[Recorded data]
BEGIN
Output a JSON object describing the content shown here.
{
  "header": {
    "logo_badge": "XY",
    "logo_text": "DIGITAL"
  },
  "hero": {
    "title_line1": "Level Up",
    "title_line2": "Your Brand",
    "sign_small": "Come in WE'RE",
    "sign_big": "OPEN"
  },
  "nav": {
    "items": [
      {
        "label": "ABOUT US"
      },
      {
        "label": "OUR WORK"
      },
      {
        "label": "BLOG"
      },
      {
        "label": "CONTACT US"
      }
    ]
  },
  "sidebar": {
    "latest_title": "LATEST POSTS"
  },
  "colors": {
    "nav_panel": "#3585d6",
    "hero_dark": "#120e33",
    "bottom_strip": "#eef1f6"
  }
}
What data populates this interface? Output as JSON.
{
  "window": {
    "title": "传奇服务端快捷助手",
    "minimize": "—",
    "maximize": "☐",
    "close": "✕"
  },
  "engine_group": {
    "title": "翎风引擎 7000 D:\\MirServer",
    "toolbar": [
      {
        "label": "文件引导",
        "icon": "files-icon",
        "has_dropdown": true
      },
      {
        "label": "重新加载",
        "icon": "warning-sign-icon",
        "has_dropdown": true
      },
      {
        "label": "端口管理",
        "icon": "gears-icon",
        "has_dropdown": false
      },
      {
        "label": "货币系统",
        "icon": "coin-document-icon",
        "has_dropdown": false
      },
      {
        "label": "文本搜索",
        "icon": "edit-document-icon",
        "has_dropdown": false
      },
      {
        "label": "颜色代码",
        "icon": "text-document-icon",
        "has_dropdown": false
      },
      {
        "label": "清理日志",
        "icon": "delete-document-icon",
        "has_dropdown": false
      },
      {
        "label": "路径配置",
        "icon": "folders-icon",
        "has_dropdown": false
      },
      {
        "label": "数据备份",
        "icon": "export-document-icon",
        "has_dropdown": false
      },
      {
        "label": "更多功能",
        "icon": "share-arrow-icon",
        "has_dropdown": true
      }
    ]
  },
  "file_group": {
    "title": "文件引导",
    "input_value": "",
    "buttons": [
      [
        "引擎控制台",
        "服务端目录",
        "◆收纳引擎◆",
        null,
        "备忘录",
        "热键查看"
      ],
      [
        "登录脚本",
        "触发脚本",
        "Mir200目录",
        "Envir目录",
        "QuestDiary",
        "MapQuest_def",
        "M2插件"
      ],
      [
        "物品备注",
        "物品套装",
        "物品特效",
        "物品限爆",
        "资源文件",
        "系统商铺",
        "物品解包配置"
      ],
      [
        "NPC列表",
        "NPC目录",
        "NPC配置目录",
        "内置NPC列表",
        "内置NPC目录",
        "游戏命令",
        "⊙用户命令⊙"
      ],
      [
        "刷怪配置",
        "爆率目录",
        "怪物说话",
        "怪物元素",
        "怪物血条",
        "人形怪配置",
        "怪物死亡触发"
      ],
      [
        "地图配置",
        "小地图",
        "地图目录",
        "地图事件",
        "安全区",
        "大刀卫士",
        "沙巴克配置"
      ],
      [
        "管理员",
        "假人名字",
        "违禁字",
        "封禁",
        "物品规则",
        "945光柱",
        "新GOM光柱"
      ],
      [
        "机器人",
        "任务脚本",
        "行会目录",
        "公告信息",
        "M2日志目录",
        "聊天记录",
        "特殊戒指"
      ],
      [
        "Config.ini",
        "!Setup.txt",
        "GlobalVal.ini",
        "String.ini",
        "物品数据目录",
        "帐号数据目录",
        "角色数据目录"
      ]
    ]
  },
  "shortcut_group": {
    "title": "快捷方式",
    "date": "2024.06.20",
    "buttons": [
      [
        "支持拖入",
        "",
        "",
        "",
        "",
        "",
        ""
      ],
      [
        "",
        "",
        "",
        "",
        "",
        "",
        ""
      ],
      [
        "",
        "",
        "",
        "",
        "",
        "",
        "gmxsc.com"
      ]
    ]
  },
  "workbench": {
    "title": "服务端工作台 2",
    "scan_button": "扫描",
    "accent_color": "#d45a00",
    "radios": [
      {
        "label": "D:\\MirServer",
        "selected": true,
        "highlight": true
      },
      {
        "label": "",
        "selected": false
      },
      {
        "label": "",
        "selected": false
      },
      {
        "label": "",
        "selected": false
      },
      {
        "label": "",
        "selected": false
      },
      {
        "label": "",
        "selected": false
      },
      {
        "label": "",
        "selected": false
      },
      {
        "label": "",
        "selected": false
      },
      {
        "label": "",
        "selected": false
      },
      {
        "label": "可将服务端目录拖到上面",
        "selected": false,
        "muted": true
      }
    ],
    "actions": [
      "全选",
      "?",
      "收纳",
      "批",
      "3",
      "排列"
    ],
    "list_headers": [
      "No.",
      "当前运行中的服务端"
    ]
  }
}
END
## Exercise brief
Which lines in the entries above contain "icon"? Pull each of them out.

## Reply
        "icon": "files-icon",
        "icon": "warning-sign-icon",
        "icon": "gears-icon",
        "icon": "coin-document-icon",
        "icon": "edit-document-icon",
        "icon": "text-document-icon",
        "icon": "delete-document-icon",
        "icon": "folders-icon",
        "icon": "export-document-icon",
        "icon": "share-arrow-icon",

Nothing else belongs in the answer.